The boys cheered and resumed their places at his feet, Antonio standing, behind Stefano who squatted down, Paolo fidgeting beside them. Wasting not a moment, Cardinal Fratelli began his next tale:

“Two large stones once sat on a tall hilltop. They longed to see what lie on the hill’s other side but could not move themselves. Seeing a mouse, they asked him, “Please go to the hill’s other side and tell us what is there.”
Returning, the mouse said, “Tall grass is on the other side; towering mushrooms and lofty mountains. The creatures there are gigantic.”
No doubt, the rocks were surprised. So, when an eagle perched nearby, they asked her “Please go to the hill’s other side and tell us what is there.”
Returning, the eagle said, “There’s short grass, tiny flowers and small pebbles. The creatures there are itsy-bitsy.”
Then, a man came along, dragging a huge log and the rocks asked him, “The hill’s other side is a wondrous world that we’ve never seen, please carry us there!”
The man obliged. He tied both stones together and lugged them to the other side of the hill. Once there, the stones peered about eagerly. However, they found that this side of the hill looked exactly like the other… So do not be ungrateful for what you have my children."

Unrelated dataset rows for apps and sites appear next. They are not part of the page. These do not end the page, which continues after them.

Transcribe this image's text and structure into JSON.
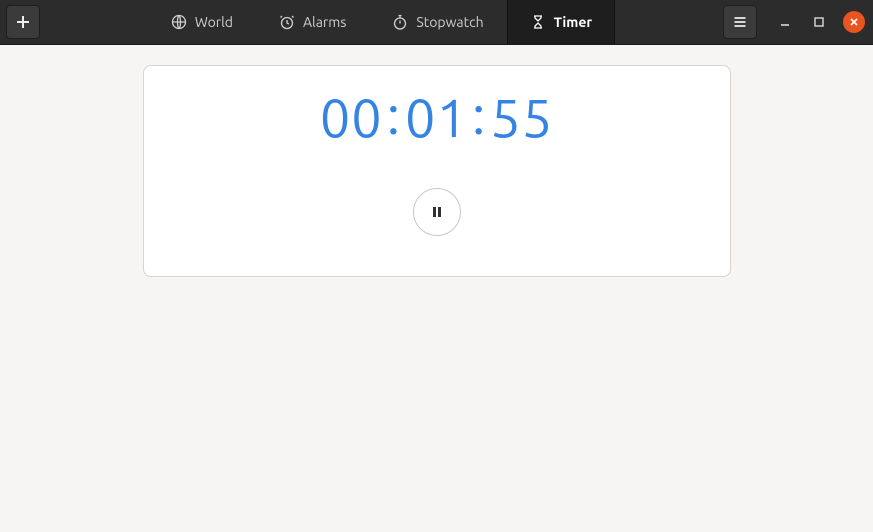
{
  "tabs": {
    "world": "World",
    "alarms": "Alarms",
    "stopwatch": "Stopwatch",
    "timer": "Timer"
  },
  "timer": {
    "hours": "00",
    "minutes": "01",
    "seconds": "55"
  }
}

Monday, May 13, 2013

Story-time with Cardinal Fratelli, part 4

“I am not leaving until I hear the story about the wicked wolf,” Antonio pouted.
He stood man-like, hands clenched into fists, arms crossing his chest. Stefano glanced back at him, somewhat fearful that he would hiss or pinch again. Paolo glued his eyes on the scarlet-clad cardinal.
“It is growing late, near time for Vespers, but I shall tell one last tale,” Cardinal Fratelli decided aloud.
Ceasing his anger, Antonio sat down inches from the cardinal’s feet. Fratelli eyed him, this impetuous, mean-spirited youth and sighed. Slowly, he collected his thoughts and spoke in a voice that commanded attention:

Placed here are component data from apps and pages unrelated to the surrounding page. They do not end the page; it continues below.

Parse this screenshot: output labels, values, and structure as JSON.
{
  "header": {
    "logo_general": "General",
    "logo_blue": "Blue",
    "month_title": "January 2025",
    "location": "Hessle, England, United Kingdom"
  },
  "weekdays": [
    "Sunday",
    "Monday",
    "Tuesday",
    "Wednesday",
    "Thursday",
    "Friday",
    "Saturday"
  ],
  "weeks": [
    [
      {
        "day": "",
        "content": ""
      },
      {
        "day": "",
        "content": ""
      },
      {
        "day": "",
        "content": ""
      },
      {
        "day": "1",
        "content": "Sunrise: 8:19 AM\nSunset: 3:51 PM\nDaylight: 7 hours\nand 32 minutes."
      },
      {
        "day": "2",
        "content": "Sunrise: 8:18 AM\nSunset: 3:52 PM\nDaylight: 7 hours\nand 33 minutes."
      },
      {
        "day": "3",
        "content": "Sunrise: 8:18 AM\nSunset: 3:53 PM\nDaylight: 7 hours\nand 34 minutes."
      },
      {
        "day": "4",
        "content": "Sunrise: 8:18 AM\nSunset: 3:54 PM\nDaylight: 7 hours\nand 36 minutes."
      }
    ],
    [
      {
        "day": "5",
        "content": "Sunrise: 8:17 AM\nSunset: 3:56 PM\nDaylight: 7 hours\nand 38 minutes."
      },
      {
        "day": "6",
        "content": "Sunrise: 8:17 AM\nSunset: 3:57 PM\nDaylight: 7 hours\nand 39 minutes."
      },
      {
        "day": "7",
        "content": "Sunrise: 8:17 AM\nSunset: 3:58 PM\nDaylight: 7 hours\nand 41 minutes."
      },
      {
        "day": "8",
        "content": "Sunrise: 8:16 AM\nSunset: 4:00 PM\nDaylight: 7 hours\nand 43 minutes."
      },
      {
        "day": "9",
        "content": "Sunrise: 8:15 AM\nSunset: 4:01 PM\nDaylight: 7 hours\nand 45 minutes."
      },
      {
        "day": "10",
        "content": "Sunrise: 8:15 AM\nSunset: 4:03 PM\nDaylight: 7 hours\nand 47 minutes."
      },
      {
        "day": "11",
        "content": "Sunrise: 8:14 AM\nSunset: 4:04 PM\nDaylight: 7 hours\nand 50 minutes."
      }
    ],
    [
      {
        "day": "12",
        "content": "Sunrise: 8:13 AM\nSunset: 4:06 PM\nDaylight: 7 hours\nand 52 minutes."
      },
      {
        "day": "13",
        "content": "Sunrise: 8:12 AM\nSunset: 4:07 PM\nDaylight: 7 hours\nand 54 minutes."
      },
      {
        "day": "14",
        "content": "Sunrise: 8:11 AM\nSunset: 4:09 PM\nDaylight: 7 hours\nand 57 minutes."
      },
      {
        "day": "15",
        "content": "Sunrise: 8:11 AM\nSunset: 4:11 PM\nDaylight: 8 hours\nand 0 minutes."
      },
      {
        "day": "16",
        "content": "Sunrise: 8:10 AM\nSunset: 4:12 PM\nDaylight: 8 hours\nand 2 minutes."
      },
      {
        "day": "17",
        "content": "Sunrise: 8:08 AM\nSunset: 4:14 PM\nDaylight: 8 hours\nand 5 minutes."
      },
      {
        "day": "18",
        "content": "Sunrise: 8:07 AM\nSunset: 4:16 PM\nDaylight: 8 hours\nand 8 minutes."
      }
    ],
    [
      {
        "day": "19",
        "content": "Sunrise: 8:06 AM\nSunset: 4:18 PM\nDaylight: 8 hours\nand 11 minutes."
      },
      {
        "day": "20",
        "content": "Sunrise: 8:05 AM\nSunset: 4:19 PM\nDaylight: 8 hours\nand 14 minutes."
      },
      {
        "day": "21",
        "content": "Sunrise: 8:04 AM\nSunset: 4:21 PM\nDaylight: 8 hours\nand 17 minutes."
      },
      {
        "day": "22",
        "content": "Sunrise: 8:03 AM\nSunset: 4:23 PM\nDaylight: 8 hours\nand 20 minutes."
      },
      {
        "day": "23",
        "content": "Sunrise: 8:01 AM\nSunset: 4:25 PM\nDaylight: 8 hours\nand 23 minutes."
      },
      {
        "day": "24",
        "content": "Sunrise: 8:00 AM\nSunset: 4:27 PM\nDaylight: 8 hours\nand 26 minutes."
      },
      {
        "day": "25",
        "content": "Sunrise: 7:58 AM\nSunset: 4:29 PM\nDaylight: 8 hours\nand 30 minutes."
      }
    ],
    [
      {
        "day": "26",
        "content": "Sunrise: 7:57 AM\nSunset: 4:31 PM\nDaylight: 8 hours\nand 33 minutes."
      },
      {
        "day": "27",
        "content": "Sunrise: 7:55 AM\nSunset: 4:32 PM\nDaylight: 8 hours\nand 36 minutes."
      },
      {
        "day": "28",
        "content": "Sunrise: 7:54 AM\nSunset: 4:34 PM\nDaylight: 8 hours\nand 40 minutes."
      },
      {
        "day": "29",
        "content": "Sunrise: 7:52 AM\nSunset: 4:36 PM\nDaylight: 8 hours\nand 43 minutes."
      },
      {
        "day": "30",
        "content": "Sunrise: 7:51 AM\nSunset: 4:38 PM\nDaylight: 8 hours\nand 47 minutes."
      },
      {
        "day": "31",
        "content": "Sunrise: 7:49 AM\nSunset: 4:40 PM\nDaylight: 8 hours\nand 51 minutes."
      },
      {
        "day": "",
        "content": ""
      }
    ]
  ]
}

“Oh, the wicked wolf, the wicked, wicked wolf… Everybody knows how scary he was- how wild and fierce! But do you know the way he was tamed? I will tell you then. You see, the wicked wolf prowled at night, growling and snatching away helpless people. Many people in the small village of Cocalo disappeared and they knew the wolf had gotten them. Now, outside this village lived a hermit monk. His name was Ferdo. His hair was dirty, full of clay from the river, his frame was thin from fasting and penance and his clothes hung in rags.
The wicked wolf raised such an outcry that parties began gathering to hunt and kill him. Surely this foul beast was no good, only fit to be slain! When the hunters marched out, Ferdo met them. In kindly voice, he implored, “Spare the wolf, he is just a beast and doesn’t understand. He doesn’t need to die. At least, let me talk to him before you go forth.”
Thinking Ferdo to be a madman, they laughed at him and said: “Sure, go talk to your wolf friend. But be warned, we will use our swords should we see him!”
Thus, Ferdo ventured out into the dark woods, went to meet the wicked wolf. As Ferdo sat in a glade praying, the sound of clawed feet came forth. It was the wolf, staring with bright yellow eyes, bearing his knife-like fangs.
Ferdo hid his fear and stood. Holding out his wooden staff, he spoke:
Brother wolf, you have gotten yourself in some trouble. I know you are hungry and need flesh to live but why eat the villagers? Why take lives that do nothing to harm you? The man are angry and they come to slay you but listen brother wolf, we can help you-if you only promise never to kill again.”
Bewildered, for men always came at him with sword, axe and club, the wolf shook his head. Bowing down, he replied:
            “I am sorry, my brother. Truly I am hungry and need flesh to live. If you help me, feed me, and raise not swords against me, I shall promise never to kill again.”
Right before the huntsmen, Fredo appeared, leading the wicked wolf by his scruff as if he were a tame dog. He reiterated their words, the promise made between them and instead of slaying the wolf; the villagers laid out for him a whole chicken. He ate it timidly and went away. No more people were snatched away in the night. Peace came. From now, they remembered Fredo, remembered not to make the beasts into enemies. For with kind words and understanding, war will cease.”